Entries from a dataset of interfaces
****************
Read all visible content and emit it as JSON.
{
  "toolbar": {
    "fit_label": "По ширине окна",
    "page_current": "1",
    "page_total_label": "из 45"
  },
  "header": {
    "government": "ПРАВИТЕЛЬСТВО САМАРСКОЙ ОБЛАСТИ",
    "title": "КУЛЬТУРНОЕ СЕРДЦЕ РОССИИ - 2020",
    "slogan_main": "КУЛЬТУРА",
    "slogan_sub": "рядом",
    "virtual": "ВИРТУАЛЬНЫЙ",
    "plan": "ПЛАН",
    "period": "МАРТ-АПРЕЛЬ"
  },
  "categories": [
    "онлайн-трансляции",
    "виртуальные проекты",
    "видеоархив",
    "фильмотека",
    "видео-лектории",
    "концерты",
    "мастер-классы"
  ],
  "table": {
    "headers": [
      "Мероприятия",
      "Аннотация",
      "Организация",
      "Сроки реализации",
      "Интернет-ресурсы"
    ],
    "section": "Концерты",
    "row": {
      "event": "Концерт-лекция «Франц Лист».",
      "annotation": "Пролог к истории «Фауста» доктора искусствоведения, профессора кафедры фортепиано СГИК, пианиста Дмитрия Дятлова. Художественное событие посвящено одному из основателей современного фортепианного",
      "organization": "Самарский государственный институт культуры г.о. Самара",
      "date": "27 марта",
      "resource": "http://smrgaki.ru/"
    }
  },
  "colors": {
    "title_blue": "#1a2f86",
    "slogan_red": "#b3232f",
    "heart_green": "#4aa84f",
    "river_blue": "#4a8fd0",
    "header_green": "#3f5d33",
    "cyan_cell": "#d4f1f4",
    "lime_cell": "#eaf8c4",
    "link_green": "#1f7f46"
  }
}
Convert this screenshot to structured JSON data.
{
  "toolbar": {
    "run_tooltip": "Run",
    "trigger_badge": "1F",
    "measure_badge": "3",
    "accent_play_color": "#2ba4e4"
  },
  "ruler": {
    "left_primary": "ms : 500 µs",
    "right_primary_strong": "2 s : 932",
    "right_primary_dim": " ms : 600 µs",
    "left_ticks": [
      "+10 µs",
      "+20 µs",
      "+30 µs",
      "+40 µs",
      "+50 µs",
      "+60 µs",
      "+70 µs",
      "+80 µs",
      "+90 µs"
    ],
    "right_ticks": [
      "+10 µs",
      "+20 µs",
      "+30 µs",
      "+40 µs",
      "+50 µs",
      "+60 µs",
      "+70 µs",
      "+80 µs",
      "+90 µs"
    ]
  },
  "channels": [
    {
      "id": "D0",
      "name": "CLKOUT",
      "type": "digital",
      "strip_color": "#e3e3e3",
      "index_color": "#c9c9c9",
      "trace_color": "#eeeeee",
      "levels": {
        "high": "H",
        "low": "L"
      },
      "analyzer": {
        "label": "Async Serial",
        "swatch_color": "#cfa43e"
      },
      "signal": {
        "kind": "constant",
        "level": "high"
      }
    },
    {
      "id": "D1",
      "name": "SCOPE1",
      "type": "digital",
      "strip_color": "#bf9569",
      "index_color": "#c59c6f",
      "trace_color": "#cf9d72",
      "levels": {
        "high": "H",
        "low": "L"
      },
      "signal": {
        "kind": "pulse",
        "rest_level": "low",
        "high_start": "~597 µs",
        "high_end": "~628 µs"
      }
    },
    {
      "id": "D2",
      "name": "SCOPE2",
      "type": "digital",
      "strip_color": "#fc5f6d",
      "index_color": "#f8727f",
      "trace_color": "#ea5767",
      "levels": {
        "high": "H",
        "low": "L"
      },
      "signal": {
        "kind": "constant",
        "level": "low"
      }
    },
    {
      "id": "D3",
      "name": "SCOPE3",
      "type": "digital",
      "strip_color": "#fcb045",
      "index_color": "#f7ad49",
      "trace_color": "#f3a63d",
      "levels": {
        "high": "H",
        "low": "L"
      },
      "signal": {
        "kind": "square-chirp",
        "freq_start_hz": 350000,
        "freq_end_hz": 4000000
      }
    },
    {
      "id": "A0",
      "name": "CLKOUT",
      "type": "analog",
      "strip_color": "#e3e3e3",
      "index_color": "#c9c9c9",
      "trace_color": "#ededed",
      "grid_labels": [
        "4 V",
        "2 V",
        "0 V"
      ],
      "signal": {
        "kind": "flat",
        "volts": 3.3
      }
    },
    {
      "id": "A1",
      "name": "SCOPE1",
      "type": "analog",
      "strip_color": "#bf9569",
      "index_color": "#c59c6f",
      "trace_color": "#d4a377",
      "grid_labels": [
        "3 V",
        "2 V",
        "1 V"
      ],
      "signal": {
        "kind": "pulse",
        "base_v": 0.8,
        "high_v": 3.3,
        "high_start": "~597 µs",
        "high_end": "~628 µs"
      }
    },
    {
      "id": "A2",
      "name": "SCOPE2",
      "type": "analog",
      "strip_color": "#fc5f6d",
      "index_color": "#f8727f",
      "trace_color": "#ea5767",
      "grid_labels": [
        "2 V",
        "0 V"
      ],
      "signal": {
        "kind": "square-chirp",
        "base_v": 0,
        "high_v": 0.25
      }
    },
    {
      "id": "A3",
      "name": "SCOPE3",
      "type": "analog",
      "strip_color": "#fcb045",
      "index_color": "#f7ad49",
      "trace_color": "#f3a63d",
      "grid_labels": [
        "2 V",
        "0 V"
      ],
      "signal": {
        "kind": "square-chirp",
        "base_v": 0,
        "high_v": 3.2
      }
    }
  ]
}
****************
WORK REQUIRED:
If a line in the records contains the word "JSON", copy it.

RESPONSE:
Read all visible content and emit it as JSON.
Convert this screenshot to structured JSON data.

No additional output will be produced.